NACS announced its original partnership with PHA last year. The duo have been working together to create a web-based nutrition resource that helps convenience store operators identify healthier beverage options and define their better-for-you beverage portfolio. NACS also has pledged to support PHA’s “Drink Up” marketing campaign that encourages consumers to stay hydrated by drinking water. PHA has customized marketing collateral for convenience stores, which are available for free at drinkupnacs.com. Nine NACS retail members and five NACS distributor members also have joined NACS’ commitment to PHA.
Treats on tap

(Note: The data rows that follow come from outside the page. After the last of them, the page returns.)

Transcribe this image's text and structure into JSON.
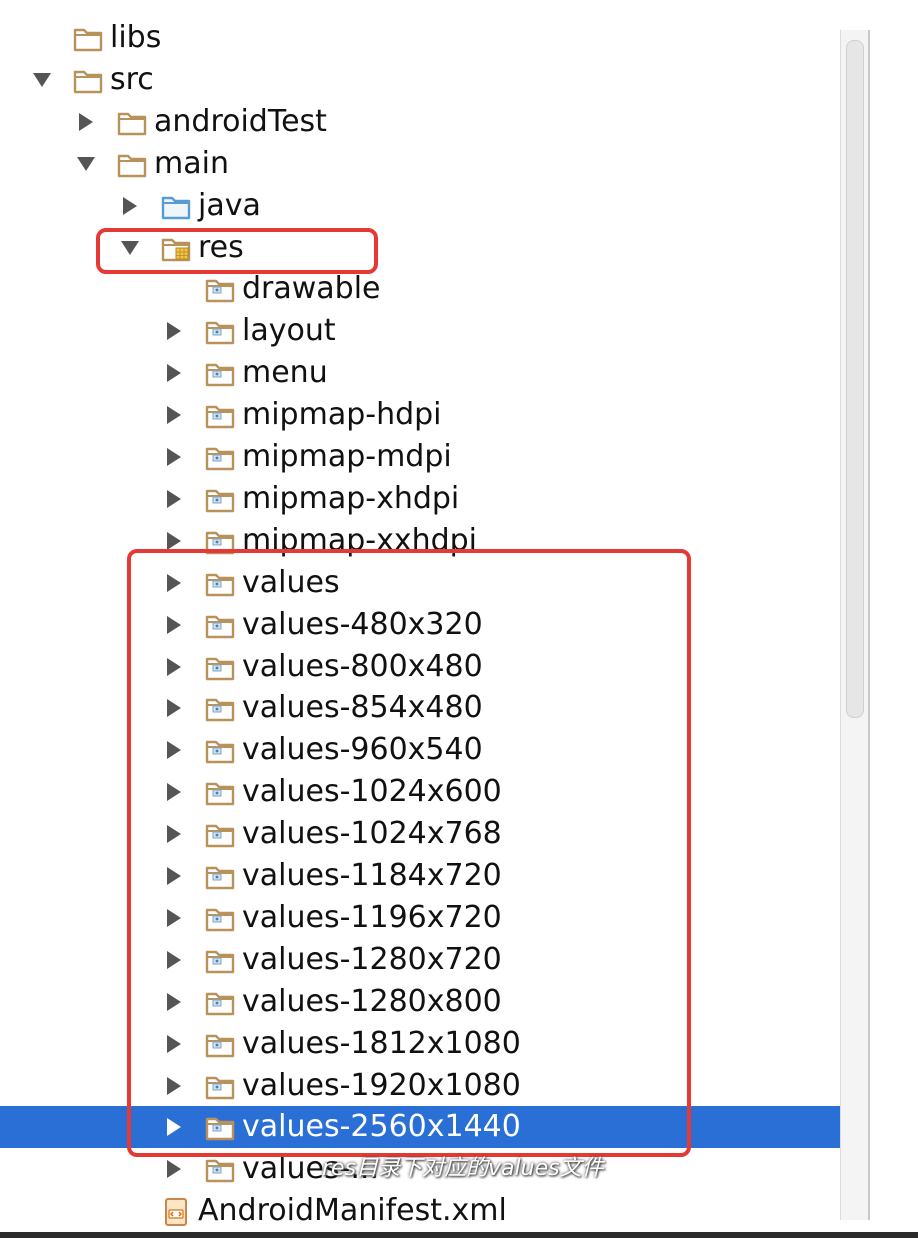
{
  "tree": {
    "rows": [
      {
        "label": "libs",
        "depth": 0,
        "arrow": "none",
        "icon": "folder-plain-icon",
        "selected": false
      },
      {
        "label": "src",
        "depth": 0,
        "arrow": "down",
        "icon": "folder-plain-icon",
        "selected": false
      },
      {
        "label": "androidTest",
        "depth": 1,
        "arrow": "right",
        "icon": "folder-plain-icon",
        "selected": false
      },
      {
        "label": "main",
        "depth": 1,
        "arrow": "down",
        "icon": "folder-plain-icon",
        "selected": false
      },
      {
        "label": "java",
        "depth": 2,
        "arrow": "right",
        "icon": "source-folder-icon",
        "selected": false
      },
      {
        "label": "res",
        "depth": 2,
        "arrow": "down",
        "icon": "resource-folder-icon",
        "selected": false
      },
      {
        "label": "drawable",
        "depth": 3,
        "arrow": "none",
        "icon": "package-folder-icon",
        "selected": false
      },
      {
        "label": "layout",
        "depth": 3,
        "arrow": "right",
        "icon": "package-folder-icon",
        "selected": false
      },
      {
        "label": "menu",
        "depth": 3,
        "arrow": "right",
        "icon": "package-folder-icon",
        "selected": false
      },
      {
        "label": "mipmap-hdpi",
        "depth": 3,
        "arrow": "right",
        "icon": "package-folder-icon",
        "selected": false
      },
      {
        "label": "mipmap-mdpi",
        "depth": 3,
        "arrow": "right",
        "icon": "package-folder-icon",
        "selected": false
      },
      {
        "label": "mipmap-xhdpi",
        "depth": 3,
        "arrow": "right",
        "icon": "package-folder-icon",
        "selected": false
      },
      {
        "label": "mipmap-xxhdpi",
        "depth": 3,
        "arrow": "right",
        "icon": "package-folder-icon",
        "selected": false
      },
      {
        "label": "values",
        "depth": 3,
        "arrow": "right",
        "icon": "package-folder-icon",
        "selected": false
      },
      {
        "label": "values-480x320",
        "depth": 3,
        "arrow": "right",
        "icon": "package-folder-icon",
        "selected": false
      },
      {
        "label": "values-800x480",
        "depth": 3,
        "arrow": "right",
        "icon": "package-folder-icon",
        "selected": false
      },
      {
        "label": "values-854x480",
        "depth": 3,
        "arrow": "right",
        "icon": "package-folder-icon",
        "selected": false
      },
      {
        "label": "values-960x540",
        "depth": 3,
        "arrow": "right",
        "icon": "package-folder-icon",
        "selected": false
      },
      {
        "label": "values-1024x600",
        "depth": 3,
        "arrow": "right",
        "icon": "package-folder-icon",
        "selected": false
      },
      {
        "label": "values-1024x768",
        "depth": 3,
        "arrow": "right",
        "icon": "package-folder-icon",
        "selected": false
      },
      {
        "label": "values-1184x720",
        "depth": 3,
        "arrow": "right",
        "icon": "package-folder-icon",
        "selected": false
      },
      {
        "label": "values-1196x720",
        "depth": 3,
        "arrow": "right",
        "icon": "package-folder-icon",
        "selected": false
      },
      {
        "label": "values-1280x720",
        "depth": 3,
        "arrow": "right",
        "icon": "package-folder-icon",
        "selected": false
      },
      {
        "label": "values-1280x800",
        "depth": 3,
        "arrow": "right",
        "icon": "package-folder-icon",
        "selected": false
      },
      {
        "label": "values-1812x1080",
        "depth": 3,
        "arrow": "right",
        "icon": "package-folder-icon",
        "selected": false
      },
      {
        "label": "values-1920x1080",
        "depth": 3,
        "arrow": "right",
        "icon": "package-folder-icon",
        "selected": false
      },
      {
        "label": "values-2560x1440",
        "depth": 3,
        "arrow": "right",
        "icon": "package-folder-icon",
        "selected": true
      },
      {
        "label": "values-...",
        "depth": 3,
        "arrow": "right",
        "icon": "package-folder-icon",
        "selected": false
      },
      {
        "label": "AndroidManifest.xml",
        "depth": 2,
        "arrow": "none",
        "icon": "xml-file-icon",
        "selected": false
      }
    ]
  },
  "caption": "res目录下对应的values文件",
  "colors": {
    "selection": "#2a6fd6",
    "highlight_box": "#e53935",
    "folder": "#c9a36b"
  }
}
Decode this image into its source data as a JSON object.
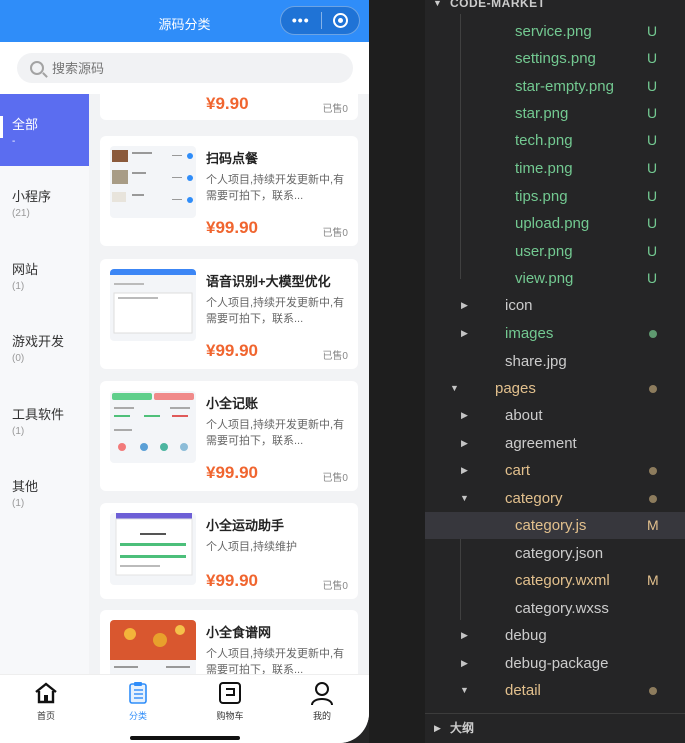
{
  "phone": {
    "title": "源码分类",
    "capsule_dots": "•••",
    "search_placeholder": "搜索源码",
    "categories": [
      {
        "name": "全部",
        "count": "-",
        "active": true
      },
      {
        "name": "小程序",
        "count": "(21)"
      },
      {
        "name": "网站",
        "count": "(1)"
      },
      {
        "name": "游戏开发",
        "count": "(0)"
      },
      {
        "name": "工具软件",
        "count": "(1)"
      },
      {
        "name": "其他",
        "count": "(1)"
      }
    ],
    "products": [
      {
        "title": "",
        "desc": "",
        "price": "¥9.90",
        "sold": "已售0"
      },
      {
        "title": "扫码点餐",
        "desc": "个人项目,持续开发更新中,有需要可拍下，联系...",
        "price": "¥99.90",
        "sold": "已售0"
      },
      {
        "title": "语音识别+大模型优化",
        "desc": "个人项目,持续开发更新中,有需要可拍下，联系...",
        "price": "¥99.90",
        "sold": "已售0"
      },
      {
        "title": "小全记账",
        "desc": "个人项目,持续开发更新中,有需要可拍下，联系...",
        "price": "¥99.90",
        "sold": "已售0"
      },
      {
        "title": "小全运动助手",
        "desc": "个人项目,持续维护",
        "price": "¥99.90",
        "sold": "已售0"
      },
      {
        "title": "小全食谱网",
        "desc": "个人项目,持续开发更新中,有需要可拍下，联系...",
        "price": "",
        "sold": ""
      }
    ],
    "tabs": [
      {
        "label": "首页",
        "icon": "home-icon"
      },
      {
        "label": "分类",
        "icon": "category-icon",
        "active": true
      },
      {
        "label": "购物车",
        "icon": "cart-icon"
      },
      {
        "label": "我的",
        "icon": "user-icon"
      }
    ],
    "colors": {
      "primary": "#2f8df9",
      "active_category": "#5b6df0",
      "price": "#f0652f"
    }
  },
  "explorer": {
    "root": "CODE-MARKET",
    "files": [
      {
        "label": "service.png",
        "badge": "U"
      },
      {
        "label": "settings.png",
        "badge": "U"
      },
      {
        "label": "star-empty.png",
        "badge": "U"
      },
      {
        "label": "star.png",
        "badge": "U"
      },
      {
        "label": "tech.png",
        "badge": "U"
      },
      {
        "label": "time.png",
        "badge": "U"
      },
      {
        "label": "tips.png",
        "badge": "U"
      },
      {
        "label": "upload.png",
        "badge": "U"
      },
      {
        "label": "user.png",
        "badge": "U"
      },
      {
        "label": "view.png",
        "badge": "U"
      }
    ],
    "folders": [
      {
        "label": "icon"
      },
      {
        "label": "images"
      },
      {
        "label": "share.jpg"
      },
      {
        "label": "pages"
      },
      {
        "label": "about"
      },
      {
        "label": "agreement"
      },
      {
        "label": "cart"
      },
      {
        "label": "category"
      },
      {
        "label": "category.js",
        "badge": "M"
      },
      {
        "label": "category.json"
      },
      {
        "label": "category.wxml",
        "badge": "M"
      },
      {
        "label": "category.wxss"
      },
      {
        "label": "debug"
      },
      {
        "label": "debug-package"
      },
      {
        "label": "detail"
      }
    ],
    "outline": "大纲",
    "colors": {
      "untracked": "#73c991",
      "modified": "#e2c08d",
      "text": "#cccccc"
    }
  }
}
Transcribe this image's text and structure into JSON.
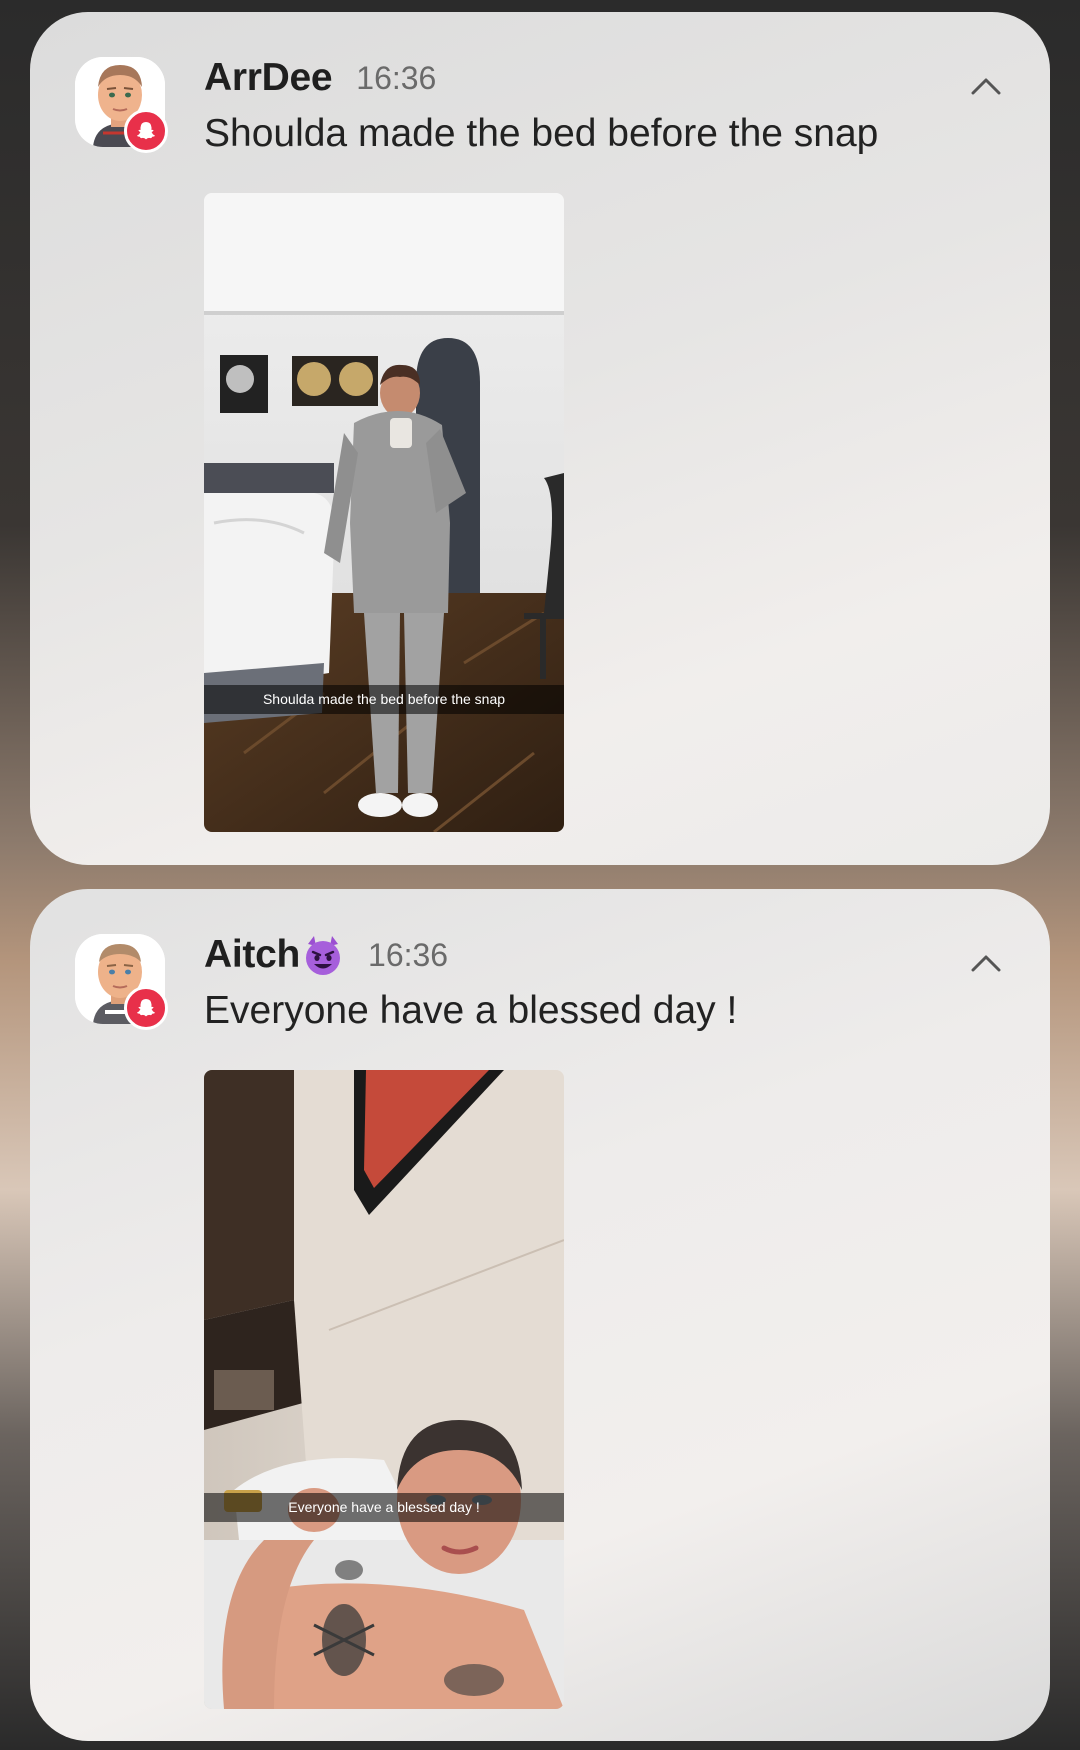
{
  "notifications": [
    {
      "sender": "ArrDee",
      "time": "16:36",
      "message": "Shoulda made the bed before the snap",
      "caption": "Shoulda made the bed before the snap",
      "app_icon": "snapchat-ghost-icon",
      "avatar": "bitmoji-avatar",
      "expand_icon": "chevron-up-icon"
    },
    {
      "sender": "Aitch",
      "sender_emoji": "smiling-imp-emoji",
      "time": "16:36",
      "message": "Everyone have a blessed day !",
      "caption": "Everyone have a blessed day !",
      "app_icon": "snapchat-ghost-icon",
      "avatar": "bitmoji-avatar",
      "expand_icon": "chevron-up-icon"
    }
  ],
  "colors": {
    "badge": "#e8304a",
    "card_background": "#e6e5e4",
    "sender_text": "#1f1f1f",
    "time_text": "#6a6a6a"
  }
}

Although consumer and channel trends are pointing toward healthier products, consumers still grant themselves the occasional indulgence while shopping at convenience stores. Convenience stores now are carrying 46 percent more carbonated soft drinks (CSDs), and sales of cold-dispensed beverages were up 37 percent in 2017 compared with 2012, Mintel’s Bryant reports. In fact, fountain drinks were the most purchased product in the channel overall in 2017. He recommends that convenience stores advertise CSDs as a cheap indulgence for when consumers have a craving to help drive sales.
CSDs increasingly are offering the flavor variety millennials crave. Earlier this year, Atlanta-based The Coca-Cola Co. released two new Diet Coke varieties — Ginger Lime and Twisted Mango — in a bag-in-box format for fountain equipment. In addition Ginger Lime is available on Coca-Cola Freestyle machines, along with Ginger Lemon, which is exclusive to the proprietary machines. Both varieties also are available through Coca-Cola Freestyle machines in decaffeinated versions.
As a balance, convenience stores also could expand their carbonated offerings to include healthier options, Bryant suggests. “These include flavored and carbonated teas and aguas frescas that provide a similar flavor experience and level of refreshment,” he says.
Mintel predicts modest growth for cold-dispensed beverages this year at 4.6 percent and another 3.5 percent growth the following year. Overall the market research company anticipates that convenience store foodservice sales will expand 17 percent to $44.6 billion by 2022.
To continue setting records, the channel will need to ensure it offers consumers the beverage variety they crave, delivers product quality and environments on par with its competitors in the quick-service restaurant channel and provides a convenient shopping experience, Mintel states. BI